Does your family want to keep the cottage after your death? If so, would you want them to inherit the cottage together with a large income tax bill? Where the property passes to the deceased’s spouse, taxation of the capital gain may be deferred. Once it passes to the next generation, tax is finally due at once.

The most effective and least expensive way to cover any capital gains tax liability on a family cottage is to purchase a life insurance policy on the owner(s) for the projected amount due in the estate. Purchase a permanent life insurance plan. These plans often offer a competitive rate of return on your investment and the full amount is payable at death entirely tax-free. An additional benefit is that by virtue of the life insurance guarantee, the entire coverage needed is available after the payment of just one monthly premium. If you die, your beneficiaries will have the cash to pay the debt, rather than having to quickly sell the cottage to pay taxes due. Consider taking out a permanent policy on your life (or a joint policy that insures your spouse as well) that will increase in value to meet the tax on the rising capital gain on your cottage property.

What is taxable in my final tax return?

Taxation in your final return.

In the year of death, the deceased’s executor must submit a final tax return (also known as the terminal return) to the Canada Revenue Agency (CRA).

All income that dates from your last tax return to the day of your death must be reported, such as:

• Gains on Capital Property Where your property has increased in value above what you paid for it, that gain needs to be reported. In the year of death, one-half of the combined capital gains or losses from capital properties is a net taxable capital gain or a net capital loss. A net capital gain is taxed in the year of death. A net capital loss can be applied against the taxable capital gains of the three immediately preceding years. The balance of the net capital loss can then be applied to reduce any other income in the year of death and/or the immediately preceding year.

• RRSPs and RRIFs If you intended to pass all the remaining value in RRSP/RRIF holdings to your heirs, think again. The entire amount left in your RRSP or RRIF will be classified as fully taxable income. If your spouse or common-law partner survives you, the money will be rolled over to him/her and later taxed as it is withdrawn or after his or her death. Contributions made prior to death are deductible in the year of death. An executor can contribute to an RRSP of the surviving spouse within the allowable limits and within 60 days of the calendar year-end, and get a deduction against the income of the deceased in the terminal tax return.

• Registered Pension Plans (RPPs) A death benefit of an RPP is fully taxable as income of the recipient estate or beneficiary, subject to rollovers to plans for the deceased’s spouse, common-law partner, or dependent children under the age of 18.
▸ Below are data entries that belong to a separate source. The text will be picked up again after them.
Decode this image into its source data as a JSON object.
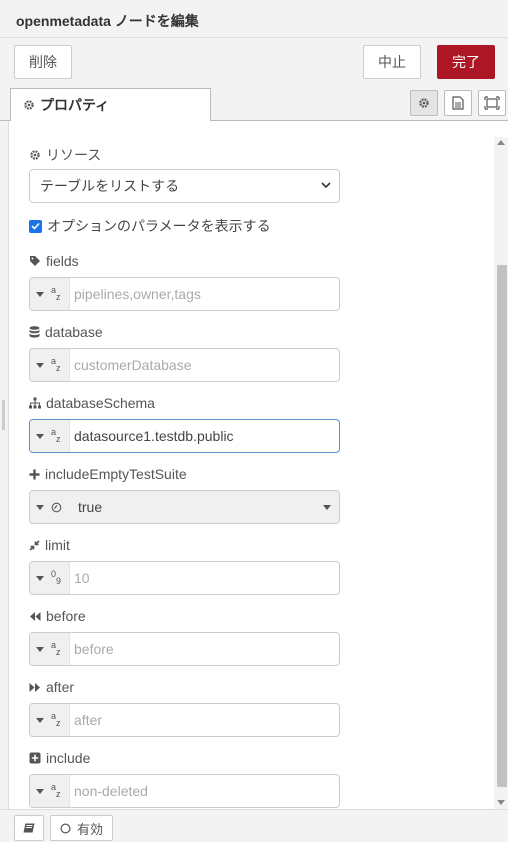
{
  "window": {
    "title": "openmetadata ノードを編集"
  },
  "actions": {
    "delete_label": "削除",
    "cancel_label": "中止",
    "done_label": "完了"
  },
  "tabs": {
    "properties_label": "プロパティ"
  },
  "resource": {
    "label": "リソース",
    "selected": "テーブルをリストする"
  },
  "optional": {
    "label": "オプションのパラメータを表示する",
    "checked": true
  },
  "fields": [
    {
      "label": "fields",
      "type": "az",
      "placeholder": "pipelines,owner,tags",
      "value": ""
    },
    {
      "label": "database",
      "type": "az",
      "placeholder": "customerDatabase",
      "value": ""
    },
    {
      "label": "databaseSchema",
      "type": "az",
      "placeholder": "",
      "value": "datasource1.testdb.public"
    },
    {
      "label": "includeEmptyTestSuite",
      "type": "bool",
      "placeholder": "",
      "value": "true"
    },
    {
      "label": "limit",
      "type": "09",
      "placeholder": "10",
      "value": ""
    },
    {
      "label": "before",
      "type": "az",
      "placeholder": "before",
      "value": ""
    },
    {
      "label": "after",
      "type": "az",
      "placeholder": "after",
      "value": ""
    },
    {
      "label": "include",
      "type": "az",
      "placeholder": "non-deleted",
      "value": ""
    }
  ],
  "footer": {
    "status_label": "有効"
  },
  "colors": {
    "primary": "#ad1625",
    "checkbox": "#1a73e8",
    "focus": "#5b8ec9"
  }
}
• Regular Income All taxable income from employment, a business, or investments must be included in the terminal return. This will include any accrued income not received prior to death, such as holiday pay from an employer.
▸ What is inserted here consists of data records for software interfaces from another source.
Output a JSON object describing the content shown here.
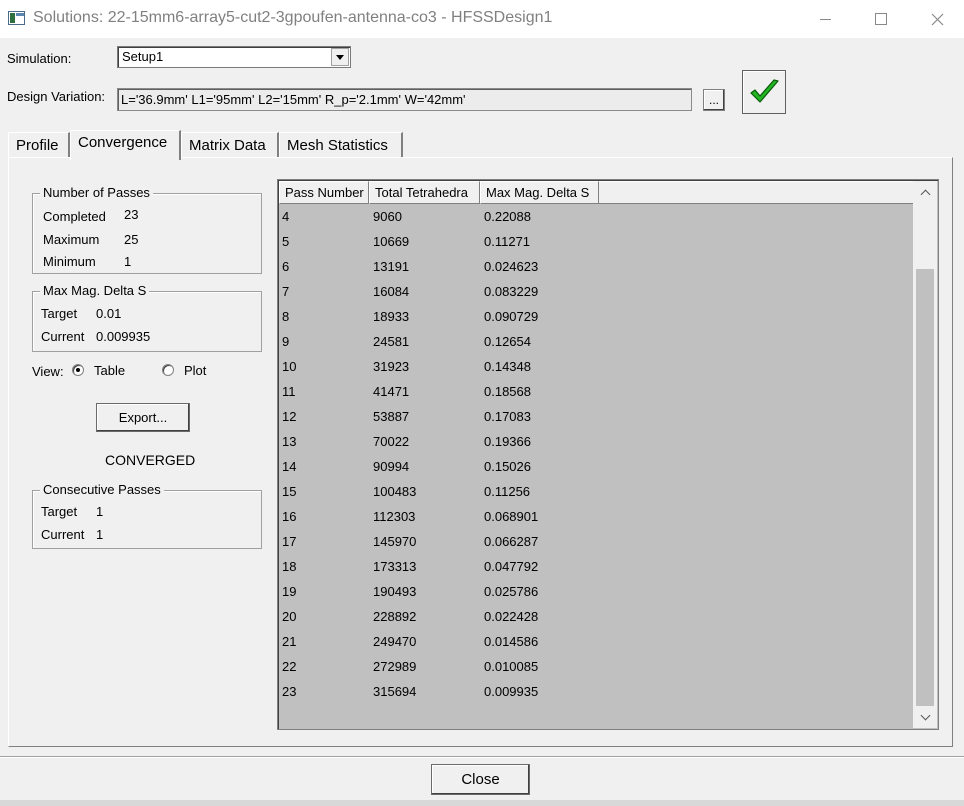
{
  "window": {
    "title": "Solutions: 22-15mm6-array5-cut2-3gpoufen-antenna-co3 - HFSSDesign1"
  },
  "simulation": {
    "label": "Simulation:",
    "value": "Setup1"
  },
  "design_variation": {
    "label": "Design Variation:",
    "value": "L='36.9mm' L1='95mm' L2='15mm' R_p='2.1mm' W='42mm'",
    "browse_label": "..."
  },
  "tabs": [
    {
      "label": "Profile"
    },
    {
      "label": "Convergence"
    },
    {
      "label": "Matrix Data"
    },
    {
      "label": "Mesh Statistics"
    }
  ],
  "active_tab": "Convergence",
  "passes": {
    "title": "Number of Passes",
    "completed_label": "Completed",
    "completed": "23",
    "maximum_label": "Maximum",
    "maximum": "25",
    "minimum_label": "Minimum",
    "minimum": "1"
  },
  "delta_s": {
    "title": "Max Mag. Delta S",
    "target_label": "Target",
    "target": "0.01",
    "current_label": "Current",
    "current": "0.009935"
  },
  "view": {
    "label": "View:",
    "table_label": "Table",
    "plot_label": "Plot",
    "selected": "Table"
  },
  "export_label": "Export...",
  "status": "CONVERGED",
  "consecutive": {
    "title": "Consecutive Passes",
    "target_label": "Target",
    "target": "1",
    "current_label": "Current",
    "current": "1"
  },
  "table": {
    "columns": [
      "Pass Number",
      "Total Tetrahedra",
      "Max Mag. Delta S"
    ],
    "rows": [
      [
        "4",
        "9060",
        "0.22088"
      ],
      [
        "5",
        "10669",
        "0.11271"
      ],
      [
        "6",
        "13191",
        "0.024623"
      ],
      [
        "7",
        "16084",
        "0.083229"
      ],
      [
        "8",
        "18933",
        "0.090729"
      ],
      [
        "9",
        "24581",
        "0.12654"
      ],
      [
        "10",
        "31923",
        "0.14348"
      ],
      [
        "11",
        "41471",
        "0.18568"
      ],
      [
        "12",
        "53887",
        "0.17083"
      ],
      [
        "13",
        "70022",
        "0.19366"
      ],
      [
        "14",
        "90994",
        "0.15026"
      ],
      [
        "15",
        "100483",
        "0.11256"
      ],
      [
        "16",
        "112303",
        "0.068901"
      ],
      [
        "17",
        "145970",
        "0.066287"
      ],
      [
        "18",
        "173313",
        "0.047792"
      ],
      [
        "19",
        "190493",
        "0.025786"
      ],
      [
        "20",
        "228892",
        "0.022428"
      ],
      [
        "21",
        "249470",
        "0.014586"
      ],
      [
        "22",
        "272989",
        "0.010085"
      ],
      [
        "23",
        "315694",
        "0.009935"
      ]
    ]
  },
  "close_label": "Close",
  "icons": {
    "app": "app-window-icon",
    "check": "green-check-icon",
    "minimize": "minimize-icon",
    "maximize": "maximize-icon",
    "close": "close-icon"
  },
  "colors": {
    "check_green": "#22b522",
    "table_bg": "#c0c0c0"
  }
}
• Investment Income This will include interest on term deposits, interest due on money you have out on loan, interest on bonds, and the taxable portion of annuity income accrued to the date of death.

What tax advantage does life insurance offer to my estate? 

 There are certain life insurance policies offered with interesting tax-planning advantages. Legal tax exempt rights are allowed in our tax legislation in relation to life insurers, which allows the possibility to accomplish the following:

• Premiums over and above the associated costs of insurance, can be invested and accumulate tax-deferred within certain plans.

• Tax-deferral of the investments continues until such time that withdrawals are taken from the policy.

• Tax is avoided on both the face amount of the insurance, plus any ongoing cash accumulation in the policy, when paid out to the beneficiaries on the death of the insured. Thus, tax is permanently avoided.

Note: Talk to your advisor about historic or current legislation that may or may not affect your province.